▶ Exercise instructions:
Write every entry out again with no changes, and leave the images behind.

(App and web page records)

====

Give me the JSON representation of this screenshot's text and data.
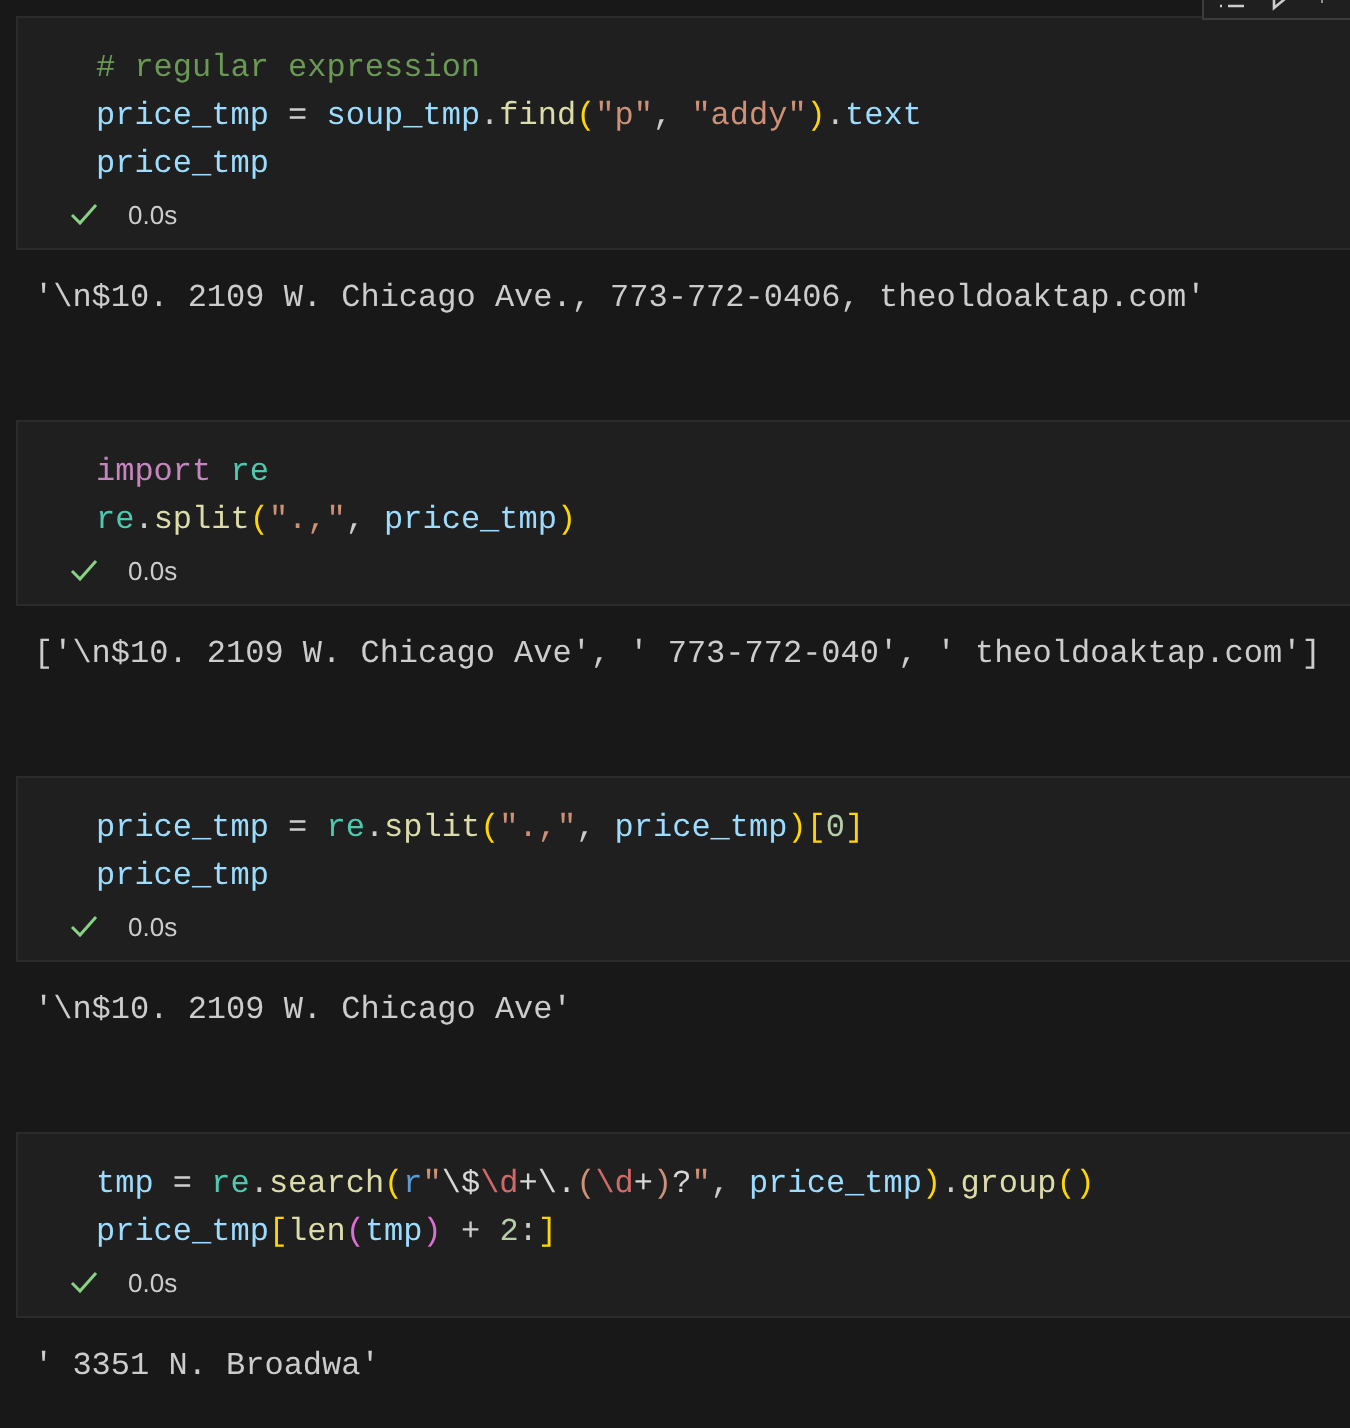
{
  "cells": [
    {
      "lines": [
        [
          {
            "t": "# regular expression",
            "kind": "comment"
          }
        ],
        [
          {
            "t": "price_tmp",
            "kind": "var"
          },
          {
            "t": " = ",
            "kind": "plain"
          },
          {
            "t": "soup_tmp",
            "kind": "var"
          },
          {
            "t": ".",
            "kind": "plain"
          },
          {
            "t": "find",
            "kind": "func"
          },
          {
            "t": "(",
            "kind": "p1"
          },
          {
            "t": "\"p\"",
            "kind": "str"
          },
          {
            "t": ", ",
            "kind": "plain"
          },
          {
            "t": "\"addy\"",
            "kind": "str"
          },
          {
            "t": ")",
            "kind": "p1"
          },
          {
            "t": ".",
            "kind": "plain"
          },
          {
            "t": "text",
            "kind": "var"
          }
        ],
        [
          {
            "t": "price_tmp",
            "kind": "var"
          }
        ]
      ],
      "succeeded": true,
      "time": "0.0s",
      "output": "'\\n$10. 2109 W. Chicago Ave., 773-772-0406, theoldoaktap.com'"
    },
    {
      "lines": [
        [
          {
            "t": "import ",
            "kind": "kw"
          },
          {
            "t": "re",
            "kind": "mod"
          }
        ],
        [
          {
            "t": "re",
            "kind": "mod"
          },
          {
            "t": ".",
            "kind": "plain"
          },
          {
            "t": "split",
            "kind": "func"
          },
          {
            "t": "(",
            "kind": "p1"
          },
          {
            "t": "\".,\"",
            "kind": "str"
          },
          {
            "t": ", ",
            "kind": "plain"
          },
          {
            "t": "price_tmp",
            "kind": "var"
          },
          {
            "t": ")",
            "kind": "p1"
          }
        ]
      ],
      "succeeded": true,
      "time": "0.0s",
      "output": "['\\n$10. 2109 W. Chicago Ave', ' 773-772-040', ' theoldoaktap.com']"
    },
    {
      "lines": [
        [
          {
            "t": "price_tmp",
            "kind": "var"
          },
          {
            "t": " = ",
            "kind": "plain"
          },
          {
            "t": "re",
            "kind": "mod"
          },
          {
            "t": ".",
            "kind": "plain"
          },
          {
            "t": "split",
            "kind": "func"
          },
          {
            "t": "(",
            "kind": "p1"
          },
          {
            "t": "\".,\"",
            "kind": "str"
          },
          {
            "t": ", ",
            "kind": "plain"
          },
          {
            "t": "price_tmp",
            "kind": "var"
          },
          {
            "t": ")",
            "kind": "p1"
          },
          {
            "t": "[",
            "kind": "p1"
          },
          {
            "t": "0",
            "kind": "num"
          },
          {
            "t": "]",
            "kind": "p1"
          }
        ],
        [
          {
            "t": "price_tmp",
            "kind": "var"
          }
        ]
      ],
      "succeeded": true,
      "time": "0.0s",
      "output": "'\\n$10. 2109 W. Chicago Ave'"
    },
    {
      "lines": [
        [
          {
            "t": "tmp",
            "kind": "var"
          },
          {
            "t": " = ",
            "kind": "plain"
          },
          {
            "t": "re",
            "kind": "mod"
          },
          {
            "t": ".",
            "kind": "plain"
          },
          {
            "t": "search",
            "kind": "func"
          },
          {
            "t": "(",
            "kind": "p1"
          },
          {
            "t": "r",
            "kind": "strprefix"
          },
          {
            "t": "\"",
            "kind": "str"
          },
          {
            "t": "\\$",
            "kind": "rxesc"
          },
          {
            "t": "\\d",
            "kind": "rxclass"
          },
          {
            "t": "+\\.",
            "kind": "rxesc"
          },
          {
            "t": "(",
            "kind": "rxgroup"
          },
          {
            "t": "\\d",
            "kind": "rxclass"
          },
          {
            "t": "+",
            "kind": "rxesc"
          },
          {
            "t": ")",
            "kind": "rxgroup"
          },
          {
            "t": "?",
            "kind": "rxesc"
          },
          {
            "t": "\"",
            "kind": "str"
          },
          {
            "t": ", ",
            "kind": "plain"
          },
          {
            "t": "price_tmp",
            "kind": "var"
          },
          {
            "t": ")",
            "kind": "p1"
          },
          {
            "t": ".",
            "kind": "plain"
          },
          {
            "t": "group",
            "kind": "func"
          },
          {
            "t": "()",
            "kind": "p1"
          }
        ],
        [
          {
            "t": "price_tmp",
            "kind": "var"
          },
          {
            "t": "[",
            "kind": "p1"
          },
          {
            "t": "len",
            "kind": "func"
          },
          {
            "t": "(",
            "kind": "p2"
          },
          {
            "t": "tmp",
            "kind": "var"
          },
          {
            "t": ")",
            "kind": "p2"
          },
          {
            "t": " + ",
            "kind": "plain"
          },
          {
            "t": "2",
            "kind": "num"
          },
          {
            "t": ":",
            "kind": "plain"
          },
          {
            "t": "]",
            "kind": "p1"
          }
        ]
      ],
      "succeeded": true,
      "time": "0.0s",
      "output": "' 3351 N. Broadwa'"
    }
  ]
}
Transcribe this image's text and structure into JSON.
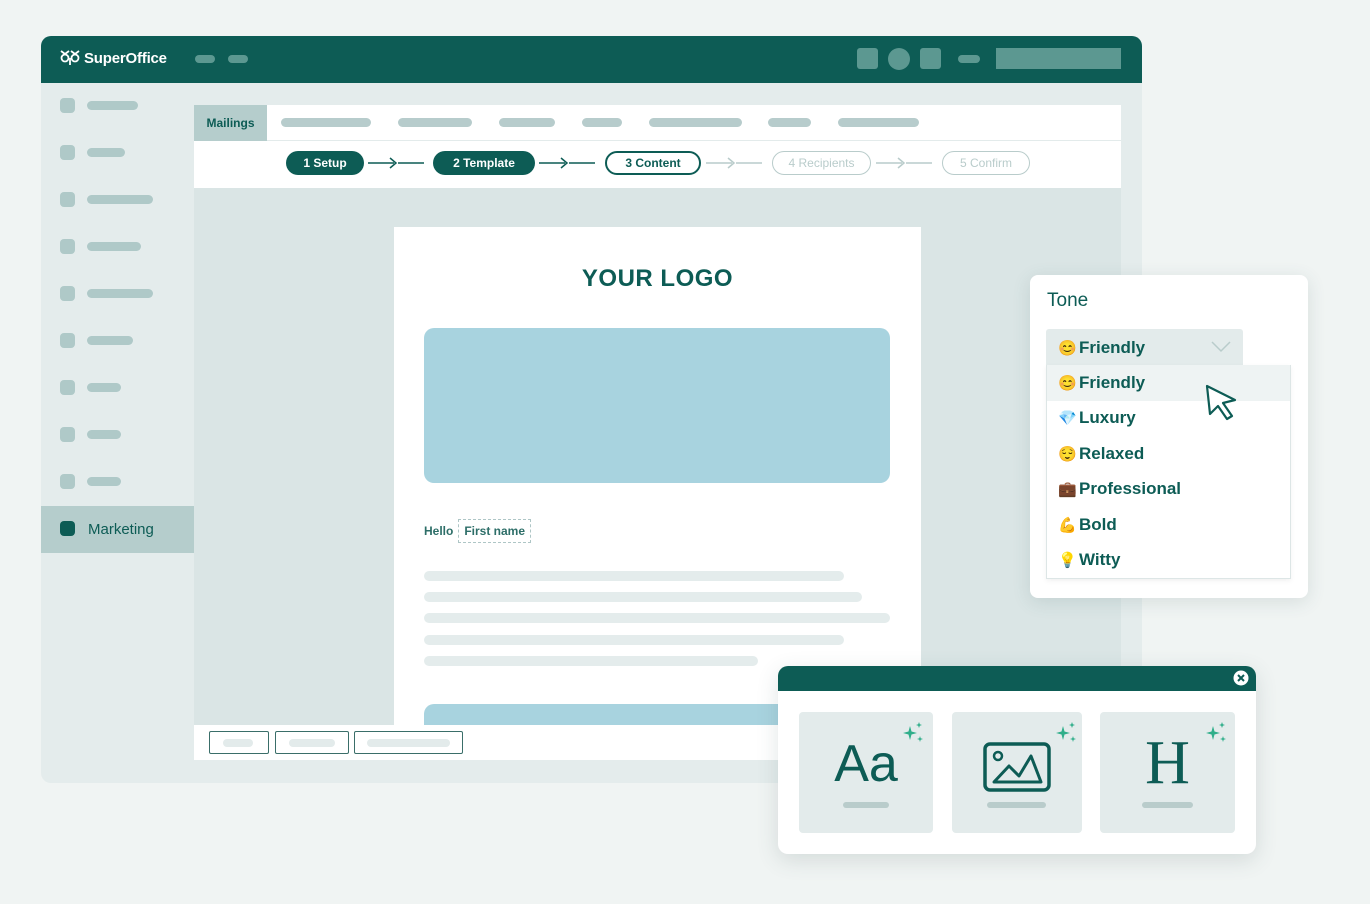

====

▶ Written reply:
Give me the JSON representation of this screenshot's text and data.
{
  "cells": [
    {
      "lines": [
        [
          {
            "t": "# regular expression",
            "kind": "comment"
          }
        ],
        [
          {
            "t": "price_tmp",
            "kind": "var"
          },
          {
            "t": " = ",
            "kind": "plain"
          },
          {
            "t": "soup_tmp",
            "kind": "var"
          },
          {
            "t": ".",
            "kind": "plain"
          },
          {
            "t": "find",
            "kind": "func"
          },
          {
            "t": "(",
            "kind": "p1"
          },
          {
            "t": "\"p\"",
            "kind": "str"
          },
          {
            "t": ", ",
            "kind": "plain"
          },
          {
            "t": "\"addy\"",
            "kind": "str"
          },
          {
            "t": ")",
            "kind": "p1"
          },
          {
            "t": ".",
            "kind": "plain"
          },
          {
            "t": "text",
            "kind": "var"
          }
        ],
        [
          {
            "t": "price_tmp",
            "kind": "var"
          }
        ]
      ],
      "succeeded": true,
      "time": "0.0s",
      "output": "'\\n$10. 2109 W. Chicago Ave., 773-772-0406, theoldoaktap.com'"
    },
    {
      "lines": [
        [
          {
            "t": "import ",
            "kind": "kw"
          },
          {
            "t": "re",
            "kind": "mod"
          }
        ],
        [
          {
            "t": "re",
            "kind": "mod"
          },
          {
            "t": ".",
            "kind": "plain"
          },
          {
            "t": "split",
            "kind": "func"
          },
          {
            "t": "(",
            "kind": "p1"
          },
          {
            "t": "\".,\"",
            "kind": "str"
          },
          {
            "t": ", ",
            "kind": "plain"
          },
          {
            "t": "price_tmp",
            "kind": "var"
          },
          {
            "t": ")",
            "kind": "p1"
          }
        ]
      ],
      "succeeded": true,
      "time": "0.0s",
      "output": "['\\n$10. 2109 W. Chicago Ave', ' 773-772-040', ' theoldoaktap.com']"
    },
    {
      "lines": [
        [
          {
            "t": "price_tmp",
            "kind": "var"
          },
          {
            "t": " = ",
            "kind": "plain"
          },
          {
            "t": "re",
            "kind": "mod"
          },
          {
            "t": ".",
            "kind": "plain"
          },
          {
            "t": "split",
            "kind": "func"
          },
          {
            "t": "(",
            "kind": "p1"
          },
          {
            "t": "\".,\"",
            "kind": "str"
          },
          {
            "t": ", ",
            "kind": "plain"
          },
          {
            "t": "price_tmp",
            "kind": "var"
          },
          {
            "t": ")",
            "kind": "p1"
          },
          {
            "t": "[",
            "kind": "p1"
          },
          {
            "t": "0",
            "kind": "num"
          },
          {
            "t": "]",
            "kind": "p1"
          }
        ],
        [
          {
            "t": "price_tmp",
            "kind": "var"
          }
        ]
      ],
      "succeeded": true,
      "time": "0.0s",
      "output": "'\\n$10. 2109 W. Chicago Ave'"
    },
    {
      "lines": [
        [
          {
            "t": "tmp",
            "kind": "var"
          },
          {
            "t": " = ",
            "kind": "plain"
          },
          {
            "t": "re",
            "kind": "mod"
          },
          {
            "t": ".",
            "kind": "plain"
          },
          {
            "t": "search",
            "kind": "func"
          },
          {
            "t": "(",
            "kind": "p1"
          },
          {
            "t": "r",
            "kind": "strprefix"
          },
          {
            "t": "\"",
            "kind": "str"
          },
          {
            "t": "\\$",
            "kind": "rxesc"
          },
          {
            "t": "\\d",
            "kind": "rxclass"
          },
          {
            "t": "+\\.",
            "kind": "rxesc"
          },
          {
            "t": "(",
            "kind": "rxgroup"
          },
          {
            "t": "\\d",
            "kind": "rxclass"
          },
          {
            "t": "+",
            "kind": "rxesc"
          },
          {
            "t": ")",
            "kind": "rxgroup"
          },
          {
            "t": "?",
            "kind": "rxesc"
          },
          {
            "t": "\"",
            "kind": "str"
          },
          {
            "t": ", ",
            "kind": "plain"
          },
          {
            "t": "price_tmp",
            "kind": "var"
          },
          {
            "t": ")",
            "kind": "p1"
          },
          {
            "t": ".",
            "kind": "plain"
          },
          {
            "t": "group",
            "kind": "func"
          },
          {
            "t": "()",
            "kind": "p1"
          }
        ],
        [
          {
            "t": "price_tmp",
            "kind": "var"
          },
          {
            "t": "[",
            "kind": "p1"
          },
          {
            "t": "len",
            "kind": "func"
          },
          {
            "t": "(",
            "kind": "p2"
          },
          {
            "t": "tmp",
            "kind": "var"
          },
          {
            "t": ")",
            "kind": "p2"
          },
          {
            "t": " + ",
            "kind": "plain"
          },
          {
            "t": "2",
            "kind": "num"
          },
          {
            "t": ":",
            "kind": "plain"
          },
          {
            "t": "]",
            "kind": "p1"
          }
        ]
      ],
      "succeeded": true,
      "time": "0.0s",
      "output": "' 3351 N. Broadwa'"
    }
  ]
}
Transcribe this image's text and structure into JSON.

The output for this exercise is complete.